When Tong offered to reward Dave's hard work with a shot at remixing New Order's Someone Like You, Dresden didn't hesitate to enlist Gabriel to join him in the enterprise. Thus began a series of increasingly high profile remixes and original tracks born from a creative dynamic that intermingles the talents of two very distinct personalities.
To look at us, you would think that we have nothing in common, chuckles Dresden. He's very conservative, and I'm very liberal. Gabriel concurs, adding happily that both have begun to rub off on the other. I'm very technical, logical, and reserved. I think a lot before I say something, while Dave is spur-of-the-moment, punk rock – the guy I'm afraid will drop a bomb at the wrong time. He's always trying to get me out of my skin, and I'm always trying to get him back in his.

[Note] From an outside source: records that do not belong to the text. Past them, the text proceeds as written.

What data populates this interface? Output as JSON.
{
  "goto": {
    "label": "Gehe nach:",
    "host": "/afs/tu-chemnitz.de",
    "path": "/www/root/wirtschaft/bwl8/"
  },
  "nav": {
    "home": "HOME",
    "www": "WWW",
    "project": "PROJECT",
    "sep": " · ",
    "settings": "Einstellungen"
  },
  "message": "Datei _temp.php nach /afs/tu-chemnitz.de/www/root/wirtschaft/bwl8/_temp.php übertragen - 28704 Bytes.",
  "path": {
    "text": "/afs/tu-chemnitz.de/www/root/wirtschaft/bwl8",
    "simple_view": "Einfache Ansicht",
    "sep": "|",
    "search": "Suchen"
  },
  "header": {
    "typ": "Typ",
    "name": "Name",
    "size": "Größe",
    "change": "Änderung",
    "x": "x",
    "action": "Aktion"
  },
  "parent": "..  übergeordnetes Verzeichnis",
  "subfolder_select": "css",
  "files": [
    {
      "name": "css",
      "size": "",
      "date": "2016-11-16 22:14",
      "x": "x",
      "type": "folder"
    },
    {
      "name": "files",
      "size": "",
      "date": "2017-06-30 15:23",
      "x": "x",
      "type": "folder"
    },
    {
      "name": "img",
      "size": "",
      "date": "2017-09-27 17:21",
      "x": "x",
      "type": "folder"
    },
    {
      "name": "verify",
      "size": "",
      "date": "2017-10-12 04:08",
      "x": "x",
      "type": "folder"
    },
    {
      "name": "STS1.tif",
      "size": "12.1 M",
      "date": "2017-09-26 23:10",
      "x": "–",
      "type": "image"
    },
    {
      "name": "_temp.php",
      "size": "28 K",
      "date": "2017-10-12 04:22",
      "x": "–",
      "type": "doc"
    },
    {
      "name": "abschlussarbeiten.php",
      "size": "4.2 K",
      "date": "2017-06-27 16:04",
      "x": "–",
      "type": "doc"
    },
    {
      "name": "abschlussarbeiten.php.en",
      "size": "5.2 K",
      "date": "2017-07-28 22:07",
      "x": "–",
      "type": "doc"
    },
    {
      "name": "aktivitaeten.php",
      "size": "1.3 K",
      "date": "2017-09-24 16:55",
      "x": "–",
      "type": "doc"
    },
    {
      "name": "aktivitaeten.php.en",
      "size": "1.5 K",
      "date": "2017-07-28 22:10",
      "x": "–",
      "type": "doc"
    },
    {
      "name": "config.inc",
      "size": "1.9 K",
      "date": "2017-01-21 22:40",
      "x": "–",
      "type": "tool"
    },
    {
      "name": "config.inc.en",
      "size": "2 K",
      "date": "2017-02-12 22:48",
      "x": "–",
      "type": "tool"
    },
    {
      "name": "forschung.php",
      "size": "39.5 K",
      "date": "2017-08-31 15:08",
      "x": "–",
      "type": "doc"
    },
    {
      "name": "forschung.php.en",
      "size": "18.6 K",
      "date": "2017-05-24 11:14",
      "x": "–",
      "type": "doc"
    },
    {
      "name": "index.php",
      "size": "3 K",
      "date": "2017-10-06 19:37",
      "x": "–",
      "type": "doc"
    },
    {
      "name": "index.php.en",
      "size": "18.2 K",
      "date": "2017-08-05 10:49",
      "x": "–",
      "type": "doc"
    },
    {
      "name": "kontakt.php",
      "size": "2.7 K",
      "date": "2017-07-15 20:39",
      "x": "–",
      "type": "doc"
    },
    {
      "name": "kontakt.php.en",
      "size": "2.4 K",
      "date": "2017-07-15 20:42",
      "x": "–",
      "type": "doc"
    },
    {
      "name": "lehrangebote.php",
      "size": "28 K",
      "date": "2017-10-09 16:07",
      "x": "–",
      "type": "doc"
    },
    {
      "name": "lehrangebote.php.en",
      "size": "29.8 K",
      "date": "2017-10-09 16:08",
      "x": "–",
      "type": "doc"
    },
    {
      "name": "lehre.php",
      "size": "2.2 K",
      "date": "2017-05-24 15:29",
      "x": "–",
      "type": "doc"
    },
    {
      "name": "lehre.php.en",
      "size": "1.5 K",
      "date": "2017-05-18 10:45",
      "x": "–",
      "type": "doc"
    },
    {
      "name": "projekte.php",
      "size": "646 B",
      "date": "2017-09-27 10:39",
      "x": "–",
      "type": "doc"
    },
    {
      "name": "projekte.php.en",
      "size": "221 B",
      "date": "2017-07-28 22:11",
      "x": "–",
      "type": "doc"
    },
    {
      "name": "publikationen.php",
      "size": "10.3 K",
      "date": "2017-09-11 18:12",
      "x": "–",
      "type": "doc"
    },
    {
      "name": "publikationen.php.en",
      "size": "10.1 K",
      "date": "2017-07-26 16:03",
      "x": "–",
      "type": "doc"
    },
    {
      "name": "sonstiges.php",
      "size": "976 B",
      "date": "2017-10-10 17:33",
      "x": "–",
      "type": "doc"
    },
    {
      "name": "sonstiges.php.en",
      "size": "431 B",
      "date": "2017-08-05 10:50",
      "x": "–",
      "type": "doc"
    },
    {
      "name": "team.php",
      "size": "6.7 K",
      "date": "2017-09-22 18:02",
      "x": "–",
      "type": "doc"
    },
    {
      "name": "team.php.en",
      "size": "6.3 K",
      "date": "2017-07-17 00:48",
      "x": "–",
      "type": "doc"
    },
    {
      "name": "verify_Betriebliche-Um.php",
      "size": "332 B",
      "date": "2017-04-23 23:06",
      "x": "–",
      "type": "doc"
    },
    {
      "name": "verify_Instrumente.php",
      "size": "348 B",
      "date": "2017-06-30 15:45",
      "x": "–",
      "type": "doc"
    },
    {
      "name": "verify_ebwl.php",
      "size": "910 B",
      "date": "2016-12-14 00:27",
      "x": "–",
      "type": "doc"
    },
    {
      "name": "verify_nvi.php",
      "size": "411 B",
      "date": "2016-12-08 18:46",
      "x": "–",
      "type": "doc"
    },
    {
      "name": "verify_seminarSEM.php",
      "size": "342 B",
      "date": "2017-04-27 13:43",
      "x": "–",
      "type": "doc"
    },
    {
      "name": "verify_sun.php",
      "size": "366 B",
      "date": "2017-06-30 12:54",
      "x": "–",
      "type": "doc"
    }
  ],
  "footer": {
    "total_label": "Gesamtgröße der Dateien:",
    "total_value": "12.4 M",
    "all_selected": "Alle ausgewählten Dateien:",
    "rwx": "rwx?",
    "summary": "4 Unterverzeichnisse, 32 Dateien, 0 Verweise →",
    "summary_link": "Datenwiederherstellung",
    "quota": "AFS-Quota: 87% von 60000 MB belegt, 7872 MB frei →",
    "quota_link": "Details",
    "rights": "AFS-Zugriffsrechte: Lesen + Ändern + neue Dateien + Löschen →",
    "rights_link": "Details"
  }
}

And what waits on the horizon for Gabriel & Dresden? The unexpected, naturally. The final track on Bloom, an unadorned, acoustic version of Motorcycle's Imagination, is just one indication of where their journey may lead them. Next up, Motorcycle plan to release a new single, with a full-length to follow. And after that? It would be a highlight to produce for other people, like a U2 record, admits Gabriel. But ultimately, the duo's ambitions are just as modest as their achievements are grand: I've been making music for 20 years, Gabriel concludes. Having the luxury of knowing that now, no matter what happens, people will actually listen to what we do is very encouraging.